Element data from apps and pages
--- START ---

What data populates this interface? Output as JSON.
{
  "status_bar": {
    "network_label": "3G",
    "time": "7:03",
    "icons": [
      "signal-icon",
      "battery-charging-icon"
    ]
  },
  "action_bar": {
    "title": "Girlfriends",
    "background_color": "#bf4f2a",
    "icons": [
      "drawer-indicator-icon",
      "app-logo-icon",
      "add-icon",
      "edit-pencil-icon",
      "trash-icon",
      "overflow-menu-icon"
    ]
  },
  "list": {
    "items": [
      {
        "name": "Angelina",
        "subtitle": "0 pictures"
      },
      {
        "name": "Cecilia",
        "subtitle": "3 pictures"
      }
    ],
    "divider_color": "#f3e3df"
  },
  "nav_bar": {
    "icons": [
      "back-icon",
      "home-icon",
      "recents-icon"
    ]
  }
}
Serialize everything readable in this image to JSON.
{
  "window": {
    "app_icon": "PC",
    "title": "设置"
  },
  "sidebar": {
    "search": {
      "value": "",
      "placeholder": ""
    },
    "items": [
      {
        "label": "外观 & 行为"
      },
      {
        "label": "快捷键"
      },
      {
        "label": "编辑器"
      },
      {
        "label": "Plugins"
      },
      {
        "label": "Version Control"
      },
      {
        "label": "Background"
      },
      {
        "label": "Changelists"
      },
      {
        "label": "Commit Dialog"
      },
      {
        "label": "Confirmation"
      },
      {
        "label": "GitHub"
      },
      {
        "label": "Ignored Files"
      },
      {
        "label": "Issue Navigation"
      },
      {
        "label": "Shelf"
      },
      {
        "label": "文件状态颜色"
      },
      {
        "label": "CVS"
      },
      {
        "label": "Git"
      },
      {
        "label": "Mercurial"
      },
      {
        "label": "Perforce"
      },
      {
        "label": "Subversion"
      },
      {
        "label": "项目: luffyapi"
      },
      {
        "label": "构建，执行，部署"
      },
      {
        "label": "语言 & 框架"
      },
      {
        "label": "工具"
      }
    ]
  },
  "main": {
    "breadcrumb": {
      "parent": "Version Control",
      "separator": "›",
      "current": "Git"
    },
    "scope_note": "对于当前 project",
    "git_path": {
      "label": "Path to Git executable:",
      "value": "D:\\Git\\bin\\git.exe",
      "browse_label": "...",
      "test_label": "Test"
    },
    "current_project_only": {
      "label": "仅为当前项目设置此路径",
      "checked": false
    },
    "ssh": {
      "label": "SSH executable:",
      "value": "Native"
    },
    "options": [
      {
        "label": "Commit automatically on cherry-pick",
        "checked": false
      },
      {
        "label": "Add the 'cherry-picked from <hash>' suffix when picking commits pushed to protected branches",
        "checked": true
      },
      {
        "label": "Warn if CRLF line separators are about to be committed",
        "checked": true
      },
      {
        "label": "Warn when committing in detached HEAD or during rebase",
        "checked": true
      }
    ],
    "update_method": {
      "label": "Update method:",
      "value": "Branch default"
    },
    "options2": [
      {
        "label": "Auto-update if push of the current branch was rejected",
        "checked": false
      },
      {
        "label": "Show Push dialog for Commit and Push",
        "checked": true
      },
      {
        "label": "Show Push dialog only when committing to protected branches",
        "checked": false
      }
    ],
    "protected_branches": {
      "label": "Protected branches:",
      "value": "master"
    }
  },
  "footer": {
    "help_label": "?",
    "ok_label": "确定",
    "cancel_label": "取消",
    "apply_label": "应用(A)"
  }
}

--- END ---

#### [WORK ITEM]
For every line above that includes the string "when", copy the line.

#### [RESULT FOR THIS EXERCISE]
        "label": "Add the 'cherry-picked from <hash>' suffix when picking commits pushed to protected branches",
        "label": "Warn when committing in detached HEAD or during rebase",
        "label": "Show Push dialog only when committing to protected branches",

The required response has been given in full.